• _What is needed_:
Gather every line below where "JSON" appears.

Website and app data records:
*** Block opens ***

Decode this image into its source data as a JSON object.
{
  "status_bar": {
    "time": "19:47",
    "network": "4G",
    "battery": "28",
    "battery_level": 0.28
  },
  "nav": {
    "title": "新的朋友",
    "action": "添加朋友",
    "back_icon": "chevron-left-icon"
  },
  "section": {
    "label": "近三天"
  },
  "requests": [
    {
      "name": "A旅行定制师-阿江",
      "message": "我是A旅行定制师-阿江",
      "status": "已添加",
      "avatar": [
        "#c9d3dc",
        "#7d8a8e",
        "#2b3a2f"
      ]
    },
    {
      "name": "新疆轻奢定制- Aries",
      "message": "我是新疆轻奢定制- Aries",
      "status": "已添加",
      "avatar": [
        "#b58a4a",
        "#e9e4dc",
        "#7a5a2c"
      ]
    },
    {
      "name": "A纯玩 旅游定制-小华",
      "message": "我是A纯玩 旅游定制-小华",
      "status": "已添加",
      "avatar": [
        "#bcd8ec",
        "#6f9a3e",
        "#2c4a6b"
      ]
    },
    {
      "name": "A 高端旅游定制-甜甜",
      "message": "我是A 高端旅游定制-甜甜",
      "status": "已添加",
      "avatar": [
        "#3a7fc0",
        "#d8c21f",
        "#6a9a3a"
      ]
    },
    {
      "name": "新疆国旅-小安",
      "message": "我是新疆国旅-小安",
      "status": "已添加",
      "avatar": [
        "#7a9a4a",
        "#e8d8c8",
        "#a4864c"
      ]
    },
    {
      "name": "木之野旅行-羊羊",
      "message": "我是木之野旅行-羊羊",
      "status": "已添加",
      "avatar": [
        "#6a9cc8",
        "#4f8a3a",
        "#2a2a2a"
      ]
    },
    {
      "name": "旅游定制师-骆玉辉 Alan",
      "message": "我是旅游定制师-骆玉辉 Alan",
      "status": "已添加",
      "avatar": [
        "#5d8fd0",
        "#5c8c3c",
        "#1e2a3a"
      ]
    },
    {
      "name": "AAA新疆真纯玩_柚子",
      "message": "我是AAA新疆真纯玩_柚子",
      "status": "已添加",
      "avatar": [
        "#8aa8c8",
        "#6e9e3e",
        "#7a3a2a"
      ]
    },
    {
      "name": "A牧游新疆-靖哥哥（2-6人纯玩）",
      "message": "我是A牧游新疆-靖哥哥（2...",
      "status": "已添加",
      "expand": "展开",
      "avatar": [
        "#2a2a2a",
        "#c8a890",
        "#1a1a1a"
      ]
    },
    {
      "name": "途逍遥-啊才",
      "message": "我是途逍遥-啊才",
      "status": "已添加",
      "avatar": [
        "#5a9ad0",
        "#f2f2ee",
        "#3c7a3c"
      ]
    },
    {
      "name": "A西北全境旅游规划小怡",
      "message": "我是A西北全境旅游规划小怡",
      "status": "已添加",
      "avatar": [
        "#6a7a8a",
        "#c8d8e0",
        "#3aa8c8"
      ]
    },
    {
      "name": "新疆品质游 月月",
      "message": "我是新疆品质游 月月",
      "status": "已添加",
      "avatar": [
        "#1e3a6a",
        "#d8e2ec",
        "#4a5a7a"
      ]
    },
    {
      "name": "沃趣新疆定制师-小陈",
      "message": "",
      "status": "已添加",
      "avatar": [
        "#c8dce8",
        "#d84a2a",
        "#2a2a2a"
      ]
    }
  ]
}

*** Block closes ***
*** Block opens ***

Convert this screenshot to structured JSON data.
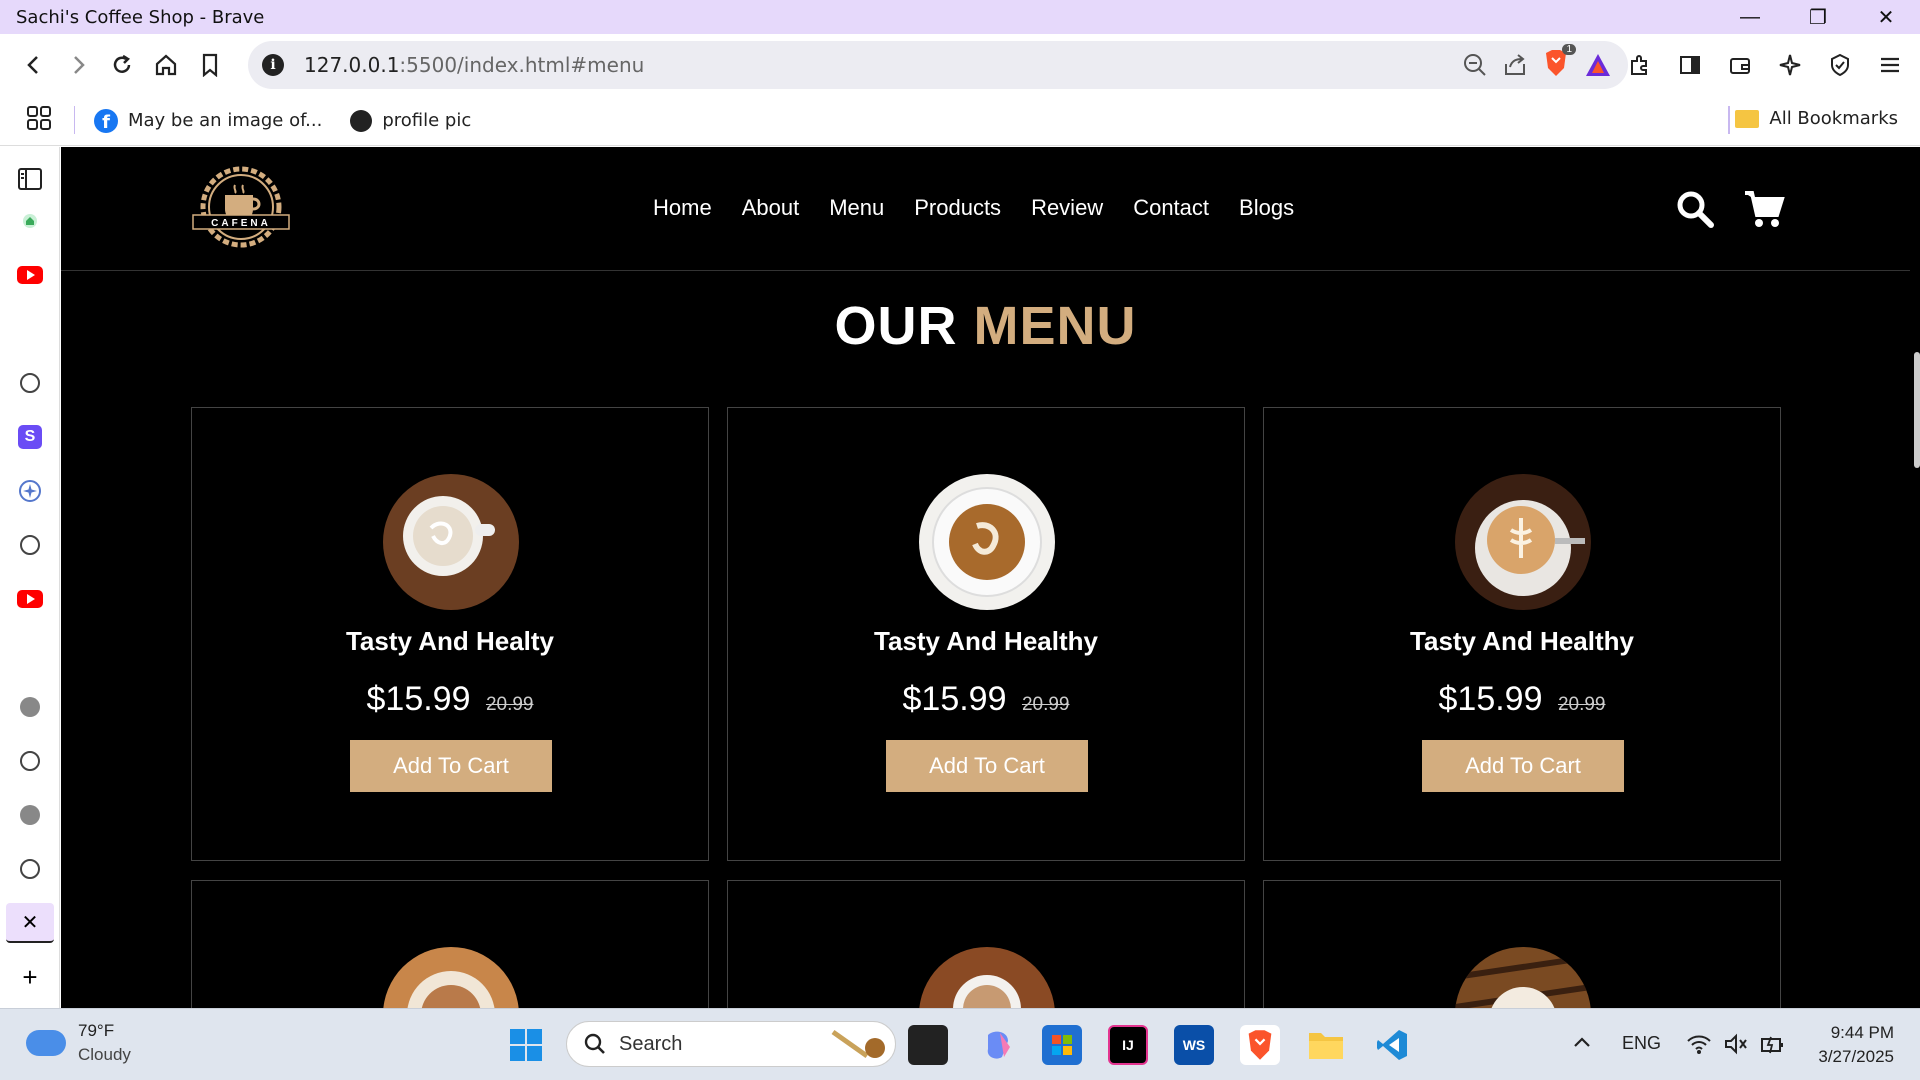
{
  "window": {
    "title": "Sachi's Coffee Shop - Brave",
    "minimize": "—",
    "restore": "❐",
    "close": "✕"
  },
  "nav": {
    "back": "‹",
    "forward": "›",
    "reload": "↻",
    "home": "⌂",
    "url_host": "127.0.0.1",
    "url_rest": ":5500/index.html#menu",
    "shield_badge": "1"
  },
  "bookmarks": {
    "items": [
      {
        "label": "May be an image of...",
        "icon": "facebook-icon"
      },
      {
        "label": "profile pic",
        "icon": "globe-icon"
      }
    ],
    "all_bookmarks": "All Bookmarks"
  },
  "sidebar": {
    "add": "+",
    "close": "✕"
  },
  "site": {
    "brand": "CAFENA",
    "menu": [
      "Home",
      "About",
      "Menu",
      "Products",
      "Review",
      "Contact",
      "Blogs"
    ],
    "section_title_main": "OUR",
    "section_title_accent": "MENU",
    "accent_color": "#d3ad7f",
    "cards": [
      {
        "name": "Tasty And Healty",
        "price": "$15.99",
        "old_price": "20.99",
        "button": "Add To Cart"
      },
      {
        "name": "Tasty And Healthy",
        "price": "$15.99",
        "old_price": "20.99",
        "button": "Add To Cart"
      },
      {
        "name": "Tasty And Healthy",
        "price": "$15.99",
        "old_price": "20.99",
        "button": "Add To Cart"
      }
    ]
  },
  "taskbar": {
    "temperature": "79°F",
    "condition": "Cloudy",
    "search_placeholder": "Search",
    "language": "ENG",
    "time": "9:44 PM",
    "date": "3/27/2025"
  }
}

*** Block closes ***

• _Exercise result_:
Decode this image into its source data as a JSON object.
Convert this screenshot to structured JSON data.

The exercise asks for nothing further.